LOS ANGELES (Reuters) - First-time Oscar host Jimmy Kimmel turned President Donald Trump into a comic foil in absentia at the Academy Awards on Sunday, poking fun at the political tumult roiling the United States and the world since the former reality TV star took office.
Aside from a string of running gags throughout the live telecast about Kimmel's faux feud with his long-time pal, actor Matt Damon, the 45th U.S. president proved to be Kimmel's favorite leitmotif.
In keeping with his signature deadpan, sardonic delivery, Kimmel's social commentary was pointed while restrained, and he wasted little time addressing the political furor that has loomed so large over the Hollywood awards season.
"This broadcast is being watched live by millions of Americans, and around the world in more than 225 countries that now hate us, and I think that is amazing," the late-night television star exclaimed shortly after stepping onto the stage of the Dolby Theatre in Hollywood.
Insisting he was at a loss for words to help unite a divided country, Kimmel exhorted viewers to make their own efforts at reconciliation by reaching out to political adversaries they knew personally to "have a positive, considerate conversation, not as liberals or conservatives, as Americans."
"If we could all do that, we could make America great again," he said, an allusion to Trump's own campaign slogan.
Kimmel also showed a willingness to tweak the motion picture academy for its own shortcomings, drawing a sly parallel between the criticism both the president and the Oscars have taken for a perceived lack of racial sensitivity.
"I want to say, 'Thank you, President Trump,'" he said. "I mean, remember last year when it seemed like the Oscars were racist?" he asked rhetorically in a reference to the #OscarsSoWhite controversy that clouded the Academy Awards in 2016.
The joke drew hearty laughter and applause from the star-studded audience in the hall, recognizing a renewed measure of racial balance in the awards after two straight years in which all the major acting categories shut out nominees of color.
Kimmel capped his monologue with a deliberately back-handed tribute to perennial Oscar nominee Meryl Streep, whose fiery denunciation of Trump at the Golden Globe Awards in January drew an angry Twitter retort from Trump calling her "one of the most over-rated actresses in Hollywood."
"From her mediocre early work in 'The Deer Hunter' and 'Out of Africa' to her underwhelming performances in 'Kramer vs. Kramer' and 'Sophie's Choice,' Meryl Streep has phoned it in for more than 50 films over the course of her lackluster career," Kimmel declared.
He then noted she was celebrating her 20th Oscar nomination - as best actress for "Florence Foster Jenkins" - before asking the audience to give an "undeserved round of applause" to the "highly overrated Meryl Streep." She got a standing ovation.
Later in the evening, Kimmel stoked the Streep-Trump theme further, sending a tweet back to the commander-in-chief with the message, projected on a large screen behind him: "Hey @realDonaldTrump. u up? ... #Merylsayshi."
Alluding to Trump's confrontations with the White House press corps, Kimmel also jokingly demanded that journalists from several news outlets leave the building, declaring, "We have no tolerance for fake news.
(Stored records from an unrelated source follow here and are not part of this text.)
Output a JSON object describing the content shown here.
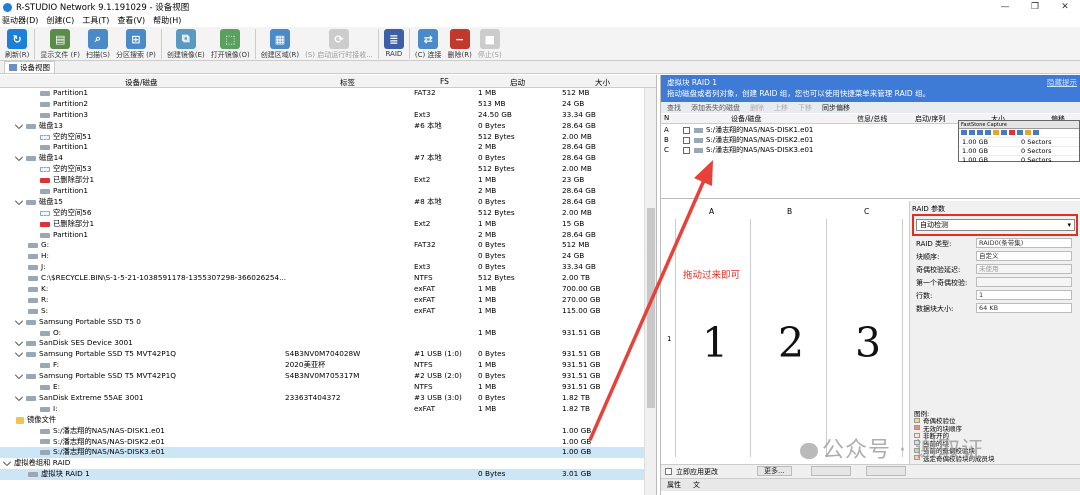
{
  "window": {
    "title": "R-STUDIO Network 9.1.191029 - 设备视图"
  },
  "menu": [
    "驱动器(D)",
    "创建(C)",
    "工具(T)",
    "查看(V)",
    "帮助(H)"
  ],
  "toolbar": [
    {
      "label": "刷新(R)",
      "icon": "refresh-icon",
      "color": "#1e7fd8",
      "enabled": true
    },
    {
      "label": "显示文件 (F)",
      "icon": "folder-icon",
      "color": "#5a8d4a",
      "enabled": true
    },
    {
      "label": "扫描(S)",
      "icon": "scan-icon",
      "color": "#4a8ac8",
      "enabled": true
    },
    {
      "label": "分区搜索 (P)",
      "icon": "partition-search-icon",
      "color": "#4a8ac8",
      "enabled": true
    },
    {
      "label": "创建镜像(E)",
      "icon": "create-image-icon",
      "color": "#5a9ac0",
      "enabled": true
    },
    {
      "label": "打开镜像(O)",
      "icon": "open-image-icon",
      "color": "#5aa060",
      "enabled": true
    },
    {
      "label": "创建区域(R)",
      "icon": "create-region-icon",
      "color": "#4a8ac8",
      "enabled": true
    },
    {
      "label": "(S) 启动运行时接收...",
      "icon": "runtime-icon",
      "color": "#cccccc",
      "enabled": false
    },
    {
      "label": "RAID",
      "icon": "raid-icon",
      "color": "#3d5fa8",
      "enabled": true
    },
    {
      "label": "(C) 连接",
      "icon": "connect-icon",
      "color": "#4a8ac8",
      "enabled": true
    },
    {
      "label": "删除(R)",
      "icon": "delete-icon",
      "color": "#c0392b",
      "enabled": true
    },
    {
      "label": "停止(S)",
      "icon": "stop-icon",
      "color": "#cccccc",
      "enabled": false
    }
  ],
  "view_tab": "设备视图",
  "columns": {
    "device": "设备/磁盘",
    "label": "标签",
    "fs": "FS",
    "start": "启动",
    "size": "大小"
  },
  "rows": [
    {
      "name": "Partition1",
      "label": "",
      "fs": "FAT32",
      "start": "1 MB",
      "size": "512 MB",
      "indent": 3,
      "icon": "part",
      "state": ""
    },
    {
      "name": "Partition2",
      "label": "",
      "fs": "",
      "start": "513 MB",
      "size": "24 GB",
      "indent": 3,
      "icon": "part",
      "state": ""
    },
    {
      "name": "Partition3",
      "label": "",
      "fs": "Ext3",
      "start": "24.50 GB",
      "size": "33.34 GB",
      "indent": 3,
      "icon": "part",
      "state": ""
    },
    {
      "name": "磁盘13",
      "label": "",
      "fs": "#6 本地",
      "start": "0 Bytes",
      "size": "28.64 GB",
      "indent": 1,
      "icon": "disk",
      "state": ""
    },
    {
      "name": "空的空间51",
      "label": "",
      "fs": "",
      "start": "512 Bytes",
      "size": "2.00 MB",
      "indent": 3,
      "icon": "empty",
      "state": ""
    },
    {
      "name": "Partition1",
      "label": "",
      "fs": "",
      "start": "2 MB",
      "size": "28.64 GB",
      "indent": 3,
      "icon": "part",
      "state": ""
    },
    {
      "name": "磁盘14",
      "label": "",
      "fs": "#7 本地",
      "start": "0 Bytes",
      "size": "28.64 GB",
      "indent": 1,
      "icon": "disk",
      "state": ""
    },
    {
      "name": "空的空间53",
      "label": "",
      "fs": "",
      "start": "512 Bytes",
      "size": "2.00 MB",
      "indent": 3,
      "icon": "empty",
      "state": ""
    },
    {
      "name": "已删除部分1",
      "label": "",
      "fs": "Ext2",
      "start": "1 MB",
      "size": "23 GB",
      "indent": 3,
      "icon": "deleted",
      "state": ""
    },
    {
      "name": "Partition1",
      "label": "",
      "fs": "",
      "start": "2 MB",
      "size": "28.64 GB",
      "indent": 3,
      "icon": "part",
      "state": ""
    },
    {
      "name": "磁盘15",
      "label": "",
      "fs": "#8 本地",
      "start": "0 Bytes",
      "size": "28.64 GB",
      "indent": 1,
      "icon": "disk",
      "state": ""
    },
    {
      "name": "空的空间56",
      "label": "",
      "fs": "",
      "start": "512 Bytes",
      "size": "2.00 MB",
      "indent": 3,
      "icon": "empty",
      "state": ""
    },
    {
      "name": "已删除部分1",
      "label": "",
      "fs": "Ext2",
      "start": "1 MB",
      "size": "15 GB",
      "indent": 3,
      "icon": "deleted",
      "state": ""
    },
    {
      "name": "Partition1",
      "label": "",
      "fs": "",
      "start": "2 MB",
      "size": "28.64 GB",
      "indent": 3,
      "icon": "part",
      "state": ""
    },
    {
      "name": "G:",
      "label": "",
      "fs": "FAT32",
      "start": "0 Bytes",
      "size": "512 MB",
      "indent": 2,
      "icon": "part",
      "state": ""
    },
    {
      "name": "H:",
      "label": "",
      "fs": "",
      "start": "0 Bytes",
      "size": "24 GB",
      "indent": 2,
      "icon": "part",
      "state": ""
    },
    {
      "name": "J:",
      "label": "",
      "fs": "Ext3",
      "start": "0 Bytes",
      "size": "33.34 GB",
      "indent": 2,
      "icon": "part",
      "state": ""
    },
    {
      "name": "C:\\$RECYCLE.BIN\\S-1-5-21-1038591178-1355307298-366026254...",
      "label": "",
      "fs": "NTFS",
      "start": "512 Bytes",
      "size": "2.00 TB",
      "indent": 2,
      "icon": "part",
      "state": ""
    },
    {
      "name": "K:",
      "label": "",
      "fs": "exFAT",
      "start": "1 MB",
      "size": "700.00 GB",
      "indent": 2,
      "icon": "part",
      "state": ""
    },
    {
      "name": "R:",
      "label": "",
      "fs": "exFAT",
      "start": "1 MB",
      "size": "270.00 GB",
      "indent": 2,
      "icon": "part",
      "state": ""
    },
    {
      "name": "S:",
      "label": "",
      "fs": "exFAT",
      "start": "1 MB",
      "size": "115.00 GB",
      "indent": 2,
      "icon": "part",
      "state": ""
    },
    {
      "name": "Samsung Portable SSD T5 0",
      "label": "",
      "fs": "",
      "start": "",
      "size": "",
      "indent": 1,
      "icon": "disk",
      "state": ""
    },
    {
      "name": "O:",
      "label": "",
      "fs": "",
      "start": "1 MB",
      "size": "931.51 GB",
      "indent": 3,
      "icon": "part",
      "state": ""
    },
    {
      "name": "SanDisk SES Device 3001",
      "label": "",
      "fs": "",
      "start": "",
      "size": "",
      "indent": 1,
      "icon": "disk",
      "state": ""
    },
    {
      "name": "Samsung Portable SSD T5 MVT42P1Q",
      "label": "S4B3NV0M704028W",
      "fs": "#1 USB (1:0)",
      "start": "0 Bytes",
      "size": "931.51 GB",
      "indent": 1,
      "icon": "disk",
      "state": ""
    },
    {
      "name": "F:",
      "label": "2020美亚杯",
      "fs": "NTFS",
      "start": "1 MB",
      "size": "931.51 GB",
      "indent": 3,
      "icon": "part",
      "state": ""
    },
    {
      "name": "Samsung Portable SSD T5 MVT42P1Q",
      "label": "S4B3NV0M705317M",
      "fs": "#2 USB (2:0)",
      "start": "0 Bytes",
      "size": "931.51 GB",
      "indent": 1,
      "icon": "disk",
      "state": ""
    },
    {
      "name": "E:",
      "label": "",
      "fs": "NTFS",
      "start": "1 MB",
      "size": "931.51 GB",
      "indent": 3,
      "icon": "part",
      "state": ""
    },
    {
      "name": "SanDisk Extreme 55AE 3001",
      "label": "23363T404372",
      "fs": "#3 USB (3:0)",
      "start": "0 Bytes",
      "size": "1.82 TB",
      "indent": 1,
      "icon": "disk",
      "state": ""
    },
    {
      "name": "I:",
      "label": "",
      "fs": "exFAT",
      "start": "1 MB",
      "size": "1.82 TB",
      "indent": 3,
      "icon": "part",
      "state": ""
    },
    {
      "name": "镜像文件",
      "label": "",
      "fs": "",
      "start": "",
      "size": "",
      "indent": 1,
      "icon": "folder",
      "state": ""
    },
    {
      "name": "S:/潘志翔的NAS/NAS-DISK1.e01",
      "label": "",
      "fs": "",
      "start": "",
      "size": "1.00 GB",
      "indent": 3,
      "icon": "part",
      "state": ""
    },
    {
      "name": "S:/潘志翔的NAS/NAS-DISK2.e01",
      "label": "",
      "fs": "",
      "start": "",
      "size": "1.00 GB",
      "indent": 3,
      "icon": "part",
      "state": ""
    },
    {
      "name": "S:/潘志翔的NAS/NAS-DISK3.e01",
      "label": "",
      "fs": "",
      "start": "",
      "size": "1.00 GB",
      "indent": 3,
      "icon": "part",
      "state": "sel"
    },
    {
      "name": "虚拟卷组和 RAID",
      "label": "",
      "fs": "",
      "start": "",
      "size": "",
      "indent": 0,
      "icon": "none",
      "state": ""
    },
    {
      "name": "虚拟块 RAID 1",
      "label": "",
      "fs": "",
      "start": "0 Bytes",
      "size": "3.01 GB",
      "indent": 2,
      "icon": "raid",
      "state": "sel"
    }
  ],
  "raid_panel": {
    "header_title": "虚拟块 RAID 1",
    "header_desc": "拖动磁盘或者列对象，创建 RAID 组，您也可以使用快捷菜单来管理 RAID 组。",
    "hide_link": "隐藏提示",
    "tabs": [
      {
        "label": "查找",
        "state": "normal"
      },
      {
        "label": "添加丢失的磁盘",
        "state": "normal"
      },
      {
        "label": "删除",
        "state": "dis"
      },
      {
        "label": "上移",
        "state": "dis"
      },
      {
        "label": "下移",
        "state": "dis"
      },
      {
        "label": "同步偏移",
        "state": "act"
      }
    ],
    "table_cols": {
      "n": "N",
      "disk": "设备/磁盘",
      "info": "信息/总线",
      "start": "启动/序列",
      "size": "大小",
      "offset": "偏移"
    },
    "disks": [
      {
        "n": "A",
        "name": "S:/潘志翔的NAS/NAS-DISK1.e01",
        "size": "1.00 GB",
        "offset": "0 Sectors"
      },
      {
        "n": "B",
        "name": "S:/潘志翔的NAS/NAS-DISK2.e01",
        "size": "1.00 GB",
        "offset": "0 Sectors"
      },
      {
        "n": "C",
        "name": "S:/潘志翔的NAS/NAS-DISK3.e01",
        "size": "1.00 GB",
        "offset": "0 Sectors"
      }
    ],
    "overlay_title": "FastStone Capture",
    "grid_cols": [
      "A",
      "B",
      "C"
    ],
    "grid_row": "1",
    "grid_nums": [
      "1",
      "2",
      "3"
    ],
    "hint_text": "拖动过来即可",
    "params": {
      "title": "RAID 参数",
      "auto": "自动检测",
      "raid_type_label": "RAID 类型:",
      "raid_type": "RAID0(条带集)",
      "block_order_label": "块顺序:",
      "block_order": "自定义",
      "parity_delay_label": "奇偶校验延迟:",
      "parity_delay": "未使用",
      "first_parity_label": "第一个奇偶校验:",
      "first_parity": "",
      "rows_label": "行数:",
      "rows": "1",
      "block_size_label": "数据块大小:",
      "block_size": "64 KB"
    },
    "legend_title": "图例:",
    "legend": [
      {
        "label": "奇偶校验位",
        "color": "#f6e05e"
      },
      {
        "label": "无效的块顺序",
        "color": "#f28b82"
      },
      {
        "label": "非断开的",
        "color": "#fbe7c6"
      },
      {
        "label": "当前的块",
        "color": "#c6e0ff"
      },
      {
        "label": "当前的奇偶校验块",
        "color": "#a8e6a3"
      },
      {
        "label": "选定奇偶校验块的成员块",
        "color": "#ffd09e"
      }
    ],
    "apply_now": "立即应用更改",
    "more_btn": "更多...",
    "bottom_tabs": [
      "属性",
      "文"
    ]
  },
  "watermark": "公众号 · 谢取证"
}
Fake tans we love."
The political barbs began flying after a breezy opening dance number led by Justin Timberlake, performing the Oscar-nominated song "Can't Stop the Feeling" from the animated film "Trolls."
The performance brought the attendees to their feet dancing. As they took their seats again, Timberlake welcomed Kimmel out to the stage.
"Oh good, I got a sitting ovation," he remarked dryly. Then, in a self-deprecating nod to the revolving door of one-time Oscar emcees in recent years, He added: "This is my first time here, and the way you people go through hosts, it's probably my last."
Through no apparent fault of his own, Kimmel's appearance will likely be remembered for the pandemonium surrounding the upset victory of "Moonlight" as best picture at the end of the night, in a stunning, unprecedented Oscar mix-up in which "La La Land" was first announced erroneously as the winner.
"I blame myself for this," Kimmel interjected. "I knew I would screw this show up."
Kimmel, 49, was tapped for the Oscar gig after two stints hosting television's Primetime Emmy Awards, most recently in 2016.
A 14-year veteran of ABC's "Jimmy Kimmel Live!", he is the third star of late-night broadcast TV to preside over Hollywood's highest honors, following in the footsteps of Johnny Carson of NBC's "The Tonight Show" and Kimmel's personal hero, David Letterman, then host of the CBS "Late Show."
Letterman, whose Oscar performance was widely panned, was never asked back.
Editing by Mary Milliken